While most restaurants reserve the entrecôte (ribeye) section of beef for steaks, the Bistrot Paul Bert instead serves a remarkably tender filet mignon for theirs. It's served encrusted in black peppercorns and is typically garnished with a Cognac-Armagnac butter and cream sauce that foodies consistently rave about. The hand-cut fries, golden-brown on the outside and satisfyingly mealy inside, are also reputed to be excellent.
Reservations are essential at this popular table.
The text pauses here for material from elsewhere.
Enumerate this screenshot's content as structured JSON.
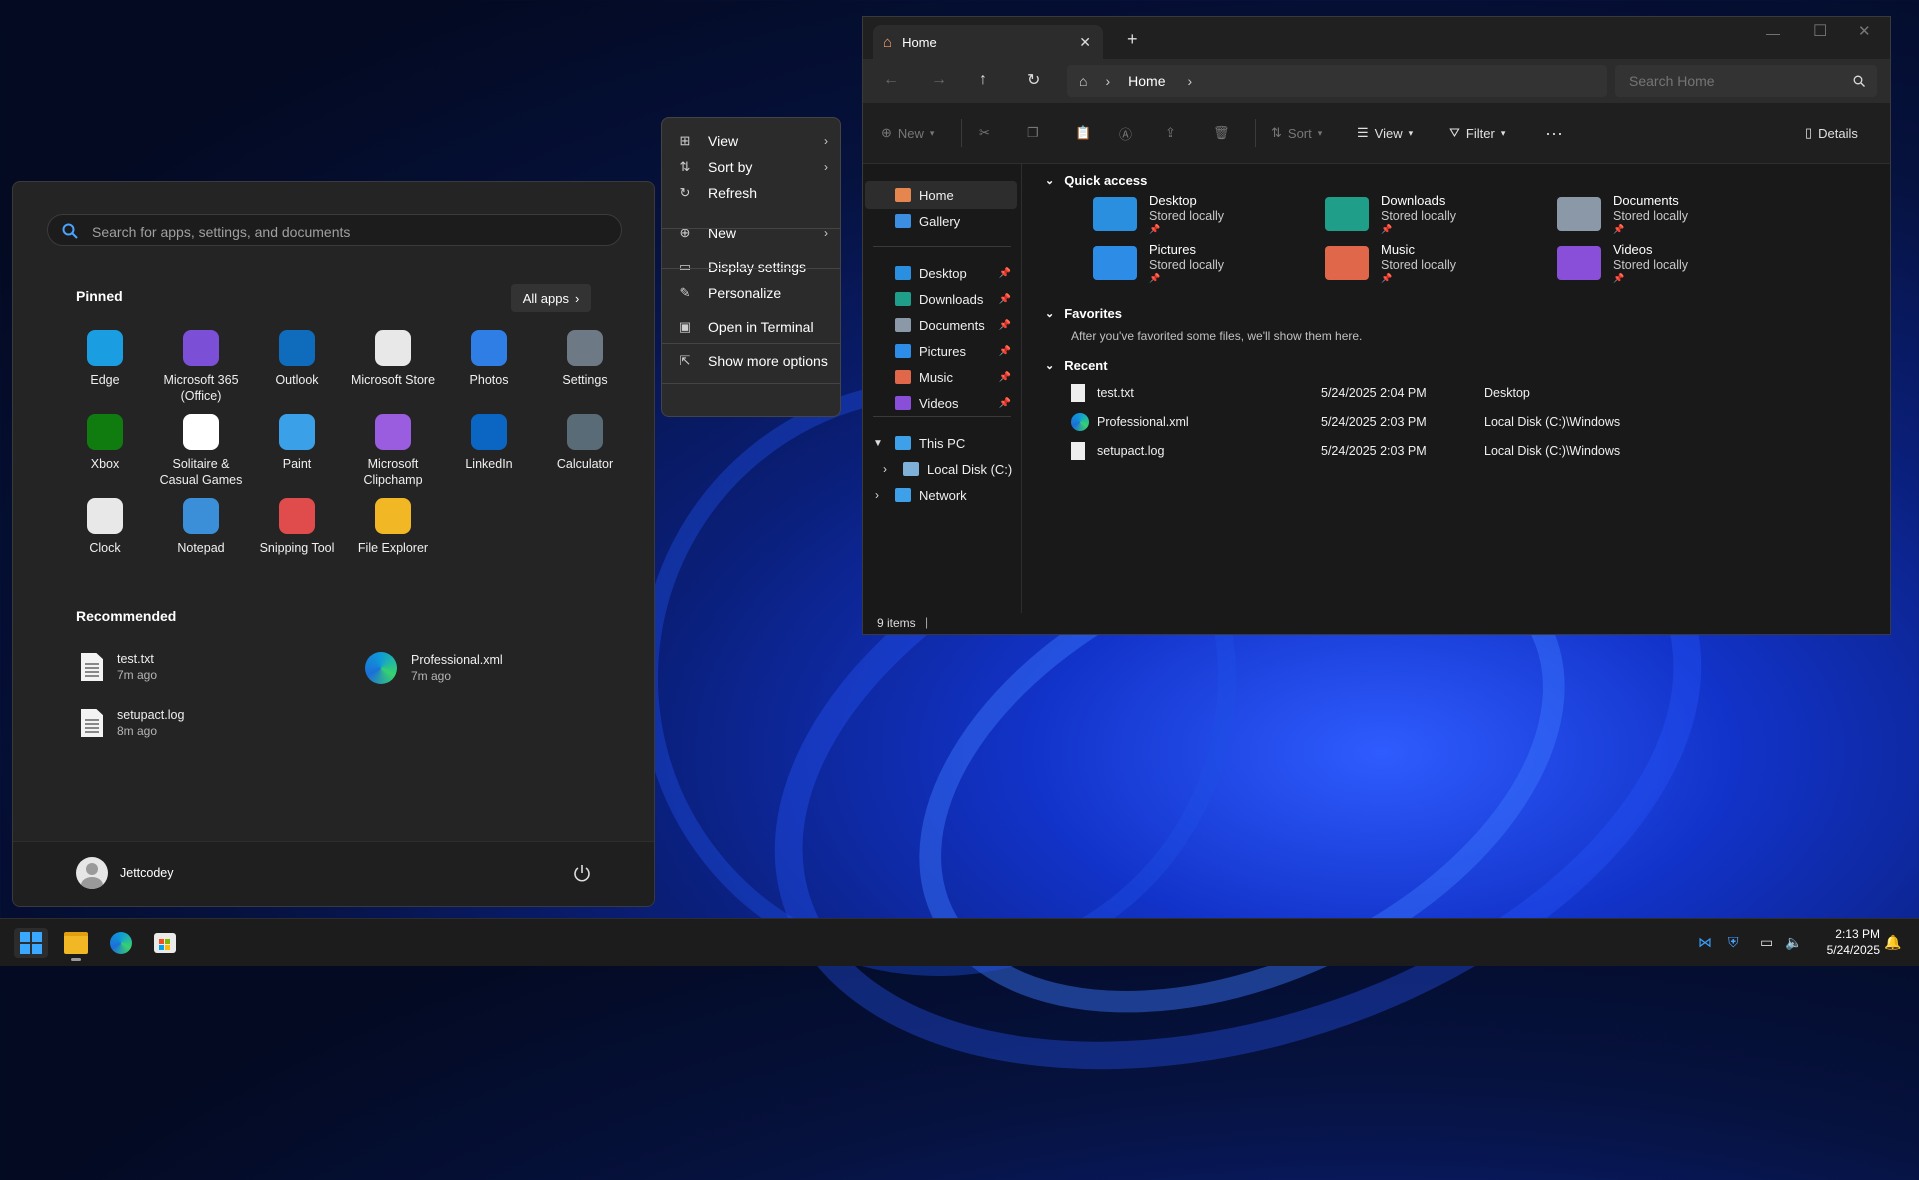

Wine lovers will appreciate the extensive and thoughtful wine list, too.
Aux Tonneaux des Halles
Hailed by pastry chef and cookbook writer David Lebovitz as "one of the last of the great bistrots of Paris," Aux Tonneaux des Halles is yet another coveted destination for excellent meats in the capital. Although the restaurant changed hands in 2016, it remains cited as one of the better purveyors of juicy, high-quality steaks.
At the bright, cheerful restaurant situated in the Montorgueil market district, choose among daily menu items scrawled informally on chalkboards. The "Butcher Beef" onglet steak with pepper sauce and fries is a regular classic and is known to be especially tender, juicy, and flavorful. Meanwhile, if you're dining for two, the rib of beef is a satisfying and delicious choice.
The wine list features a number of natural French reds and whites, which can pair wonderfully with the meats.
This intimate restaurant nestled in the fashion-conscious Marais district specializes in high-quality meats paired with wines. A relative newcomer—the table opened in 2010—L'Aller Retour serves top-notch cuts of meat sourced from some of the city's finest butchers.
If you're a discerning carnivore who's interested in a bit of variety, this is an ideal place for lunch or dinner. Here, choose among several cuts of choice meats grilled on lava stone and served with fries, fresh seasonal vegetables, or salad. From Charolais beef tartare to Simmental and Black Angus or Bavarian Filet, you'll be spoiled for choice.
The friendly staff is on hand to help you pair your plate with a glass of white or red. The extensive wine list highlights some of the finest regions and vintages from around France, including organic and biodynamic options.
If you're staying in the Latin Quarter, this family-owned bistrot in close reach of the Jardin des Plantes is a great choice when you're in a carnivorous mood. While it's not one of the most budget-friendly restaurants to make our list, the quality and service here are known to be excellent, and the focus on seasonal, fresh ingredients and locally sourced products will please diners concerned with environmental impact.
At the tiny restaurant helmed by owner and chef William Bernet, you can expect a meticulously prepared faux-filet steak topped with house pepper sauce and accompanied by fresh-cut fries full of texture and flavor. Simplicity is the name of the game at this lauded Latin Quarter table—and it does the job well.
Au Boeuf Couronné
This humble traditional restaurant tucked far away from typical tourist stomping grounds in the northeastern Villette district has won accolades for its quality beef, sourced from around France. Now part of a three-star hotel of the same name, Au Boeuf Couronné (literally, "at the crowned beef") opened in the 1930s. It has since attracted discerning meat-lovers to the edge of the city for fine cuts of Charolais, Salers, or Aubrac beef, native to French regions such as Burgundy and Auvergne.
As one of the city's oldest chop houses, it perhaps should come as no surprise that Au Boeuf Couronné serves some excellent steak-frites. Choose between an astounding 12 cuts of beef, from tender filet to ribs, sirloin, and rump steak. While the restaurant traditionally serves its house potato souffle as a side—and it's known to be delicious—you can, of course, ask for a heaping plate of crunchy hand-cut "frites" instead.